The following are several new California criminal justice laws in 2020:
- Juvenile hall age (SB 439) – Minor offenders who are 12 years of age can be sent to juvenile hall. A minor under 12 years old would be released to their parent or legal guardian. However, if a minor alleged commits great bodily harm, rape, or murder, the law doesn’t apply.
- Childhood sexual assaults (AB 218) – Starting January 1, child sexual assault victims of all ages can recover damages in civil court as a result of this sex crime until they turn 40 years old or within five years from the time the psychological injury or illness was discovered or should’ve been discovered. Previously, the time limits were within eight years the plaintiff attains the age of majority or within three years from the time the psychological injury or illness was discovered or should’ve been discovered.
- Domestic violence (SB 273) – The statute of limitations to report domestic violence to the police extend to five years, rather than one year. The law only applies to cases that occur on or after January 1.

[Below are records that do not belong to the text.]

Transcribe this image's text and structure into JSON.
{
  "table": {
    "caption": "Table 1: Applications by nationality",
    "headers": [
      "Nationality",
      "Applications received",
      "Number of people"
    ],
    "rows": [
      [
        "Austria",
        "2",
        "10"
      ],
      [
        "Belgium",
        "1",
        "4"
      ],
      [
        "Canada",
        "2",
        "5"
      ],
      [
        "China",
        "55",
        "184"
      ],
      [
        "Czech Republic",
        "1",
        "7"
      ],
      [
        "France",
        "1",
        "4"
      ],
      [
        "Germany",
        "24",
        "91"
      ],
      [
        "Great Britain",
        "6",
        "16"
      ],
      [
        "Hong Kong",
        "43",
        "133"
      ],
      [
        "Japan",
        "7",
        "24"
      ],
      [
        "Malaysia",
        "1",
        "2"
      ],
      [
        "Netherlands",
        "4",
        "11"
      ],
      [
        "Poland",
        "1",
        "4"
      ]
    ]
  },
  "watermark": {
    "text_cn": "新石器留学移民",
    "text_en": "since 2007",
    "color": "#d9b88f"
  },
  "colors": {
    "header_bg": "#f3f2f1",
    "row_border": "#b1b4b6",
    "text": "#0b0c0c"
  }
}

- Firearm restraining orders (AB 12) – On September 1, 2020, teachers, employers, and co-workers can petition a judge to confiscate a person’s guns if they believe that he/she may be violent.
If you have been arrested in Riverside, contact Blumenthal & Moore today at (951) 682-5110 and request a free consultation.